Two proteins safeguard skin stem cells
- Without these proteins, skin stem cells are lost.
- The study headed by CRG Alumnus Salvador Aznar Benitah at IRB Barcelona has been published today in Cell Stem Cell.
Our skin renews, heals wounds, and regenerates the hair that covers it thanks to a small group of stem cells. These cells continually produce new ones, which appear on the skin surface after a few days. A study led by CRG Alumnus and ICREA researcher Salvador Aznar Benitah undertaken at the Institute for Research in Biomedicine (IRB Barcelona) has identified two proteins that are fundamental to conserve skin stem cells and has shown that without these proteins these cells are lost. The study, which has been published today in Cell Stem Cell, has involved Luciano Di Croce’s group at the Centre for Genomic Regulation (acronym in Spanish CRG).
The proteins identified, Dnmt3a y Dnmt3b, are crucial for the self-renewal of skin stem cells as they trigger the first step of the genetic programme of these cells. “Without them, this programme is not activated and the stem cells collapse and disappear from the tissue,” explains Salvador Aznar Benitah, head of the Stem Cells and Cancer lab at IRB Barcelona.
Lorenzo Rinaldi, a “la Caixa” PhD student, also a CRG Alumnus, and first author of the study, has identified all the regions of the genome that harbour these proteins. Rinaldi has observed that these two proteins exert their activity on gene enhancers and superenhancers—regions far away from the genes that can increase gene transcription speed up to 200-fold—among other regions.
“It was surprising to see that two proteins that have always been associated with gene repression through DNA methylation are activated in the most transcriptionally active regions of stem cells.
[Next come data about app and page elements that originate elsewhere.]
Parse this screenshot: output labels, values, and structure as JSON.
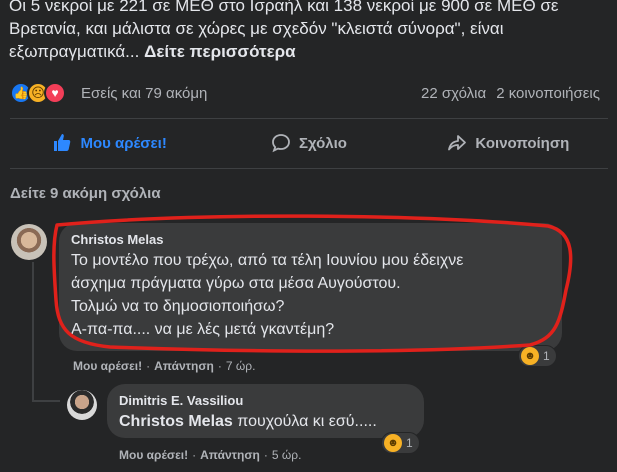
{
  "post": {
    "text": "Οι 5 νεκροί με 221 σε ΜΕΘ στο Ισραήλ και 138 νεκροί με 900 σε ΜΕΘ σε Βρετανία, και μάλιστα σε χώρες με σχεδόν \"κλειστά σύνορα\", είναι εξωπραγματικά...",
    "see_more": "Δείτε περισσότερα"
  },
  "reactions": {
    "summary": "Εσείς και 79 ακόμη",
    "comments": "22 σχόλια",
    "shares": "2 κοινοποιήσεις",
    "icons": [
      "like-icon",
      "sad-icon",
      "love-icon"
    ]
  },
  "actions": {
    "like": "Μου αρέσει!",
    "comment": "Σχόλιο",
    "share": "Κοινοποίηση"
  },
  "colors": {
    "background": "#242526",
    "bubble": "#3a3b3c",
    "accent": "#2d88ff",
    "annotation": "#e0211b"
  },
  "more_comments": "Δείτε 9 ακόμη σχόλια",
  "comments": [
    {
      "author": "Christos Melas",
      "lines": [
        "Το μοντέλο που τρέχω, από τα τέλη Ιουνίου μου έδειχνε",
        "άσχημα πράγματα γύρω στα μέσα Αυγούστου.",
        "Τολμώ να το δημοσιοποιήσω?",
        "Α-πα-πα.... να με λές μετά γκαντέμη?"
      ],
      "like": "Μου αρέσει!",
      "reply": "Απάντηση",
      "sep": "·",
      "time": "7 ώρ.",
      "reaction_count": "1"
    },
    {
      "author": "Dimitris E. Vassiliou",
      "mention": "Christos Melas",
      "text": " πουχούλα κι εσύ.....",
      "like": "Μου αρέσει!",
      "reply": "Απάντηση",
      "sep": "·",
      "time": "5 ώρ.",
      "reaction_count": "1"
    }
  ]
}
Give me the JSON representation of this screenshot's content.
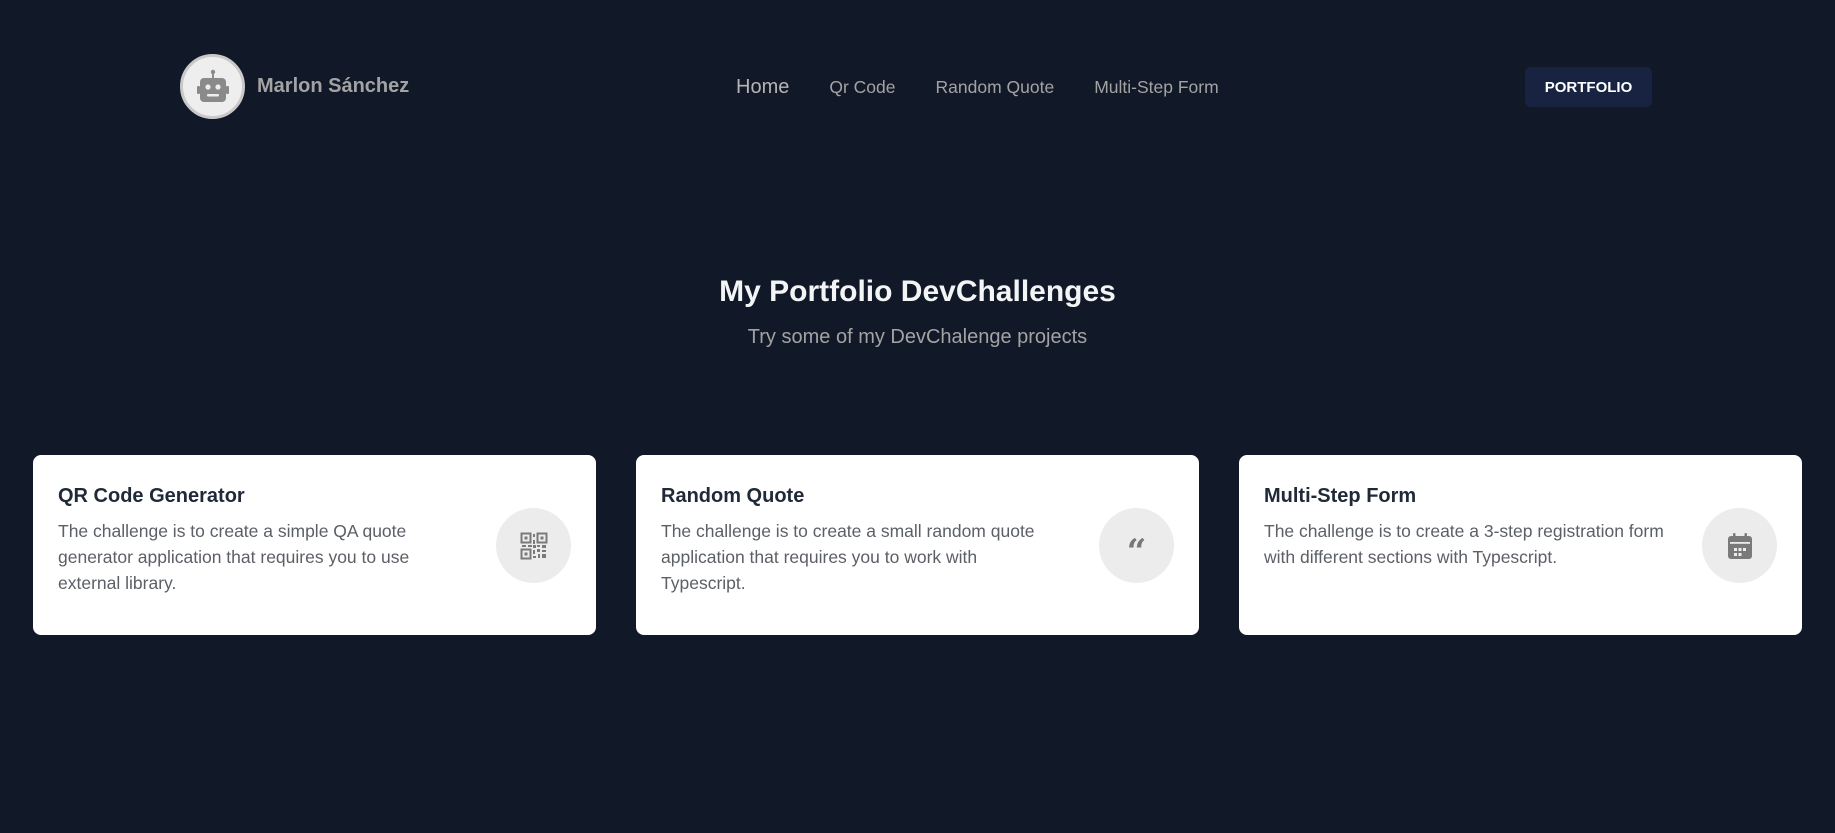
{
  "header": {
    "brand_name": "Marlon Sánchez",
    "avatar_icon": "robot-icon",
    "nav": [
      {
        "label": "Home"
      },
      {
        "label": "Qr Code"
      },
      {
        "label": "Random Quote"
      },
      {
        "label": "Multi-Step Form"
      }
    ],
    "portfolio_button": "PORTFOLIO"
  },
  "hero": {
    "title": "My Portfolio DevChallenges",
    "subtitle": "Try some of my DevChalenge projects"
  },
  "cards": [
    {
      "title": "QR Code Generator",
      "description": "The challenge is to create a simple QA quote generator application that requires you to use external library.",
      "icon": "qr-code-icon"
    },
    {
      "title": "Random Quote",
      "description": "The challenge is to create a small random quote application that requires you to work with Typescript.",
      "icon": "quote-icon"
    },
    {
      "title": "Multi-Step Form",
      "description": "The challenge is to create a 3-step registration form with different sections with Typescript.",
      "icon": "calendar-icon"
    }
  ],
  "colors": {
    "background": "#111827",
    "card_background": "#ffffff",
    "button_background": "#172341",
    "muted_text": "#a3a3a3"
  }
}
We had never observed this activity because we were unable to study the global distribution of Dnmt3a and Dnmt3b at the genomic level. Thanks to advances in sequencing techniques, more researchers are observing the very mechanism that we have described,” explains Rinaldi.
Of the 12,000 gene enhancers in the genome, about 300 are superenhancers related to stem cells. The two proteins exert their function in these regions in order to trigger the approx. 1,000 genes required for the self-renewing capacity of stem cells. By methylating the superenhancer, these proteins trigger the first step of the machinery that leads to the amplified expression of these essential genes for the stem cell.
Link to cancer
There are various features related to cancer cells. Among these, first, these cells show altered DNA methylation. Second, gene enhancers are highly mutated, not only in the bodies of the genes themselves. These observations have been made possible thanks to mass sequencing of tumour cell genomes. Third, these two proteins, Dnmt3a and Dnmt3b, are altered in many types of tumour, such as those encountered in leukaemia, the lung, and the colon.
“Each of these three components is associated with the development of various kinds of cancer. Given that these proteins activate gene expression enhancers through DNA methylation, we believe that it would be of interest to study them in cancer cells in order to determine whether they participate in tumour development,” concludes Dr. Aznar Benitah.
The study has been funded by the Spanish Ministry of Economy and Competitiveness and ERDFs. Dr. Aznar Benitah’s lab is also supported by The European Council for Research (ERC), the Worldwide Cancer Research Foundation, the Fundació Marató de TV3, the Fundación Vencer el Cáncer, the Fundación Botín and the Government of Catalonia.
Lorenzo Rinaldi, Debayan Datta, Judit Serrat, Lluis Morey, Guiomar Solanas, Alexandra Avgustinova, Enrique Blanco, José Ignacio Pons, David Gomez Matallanas, Alex Von Kriegsheim, Luciano Di Croce, and Salvador Aznar Benitah.
"Dnmt3a and Dnmt3b Associate with Enhancers to Regulate Human Epidermal Stem Cell Homeostasis"
Cell Stem Cell (28 July 2016)
Image Caption: Skin stem cells. In blue, a marker of the cell nucleus. In green, a marker for the Dnmt3a protein, which is critical to ensure that cells retain stem cell features (Lorenzo Rinaldi, IRB Barcelona)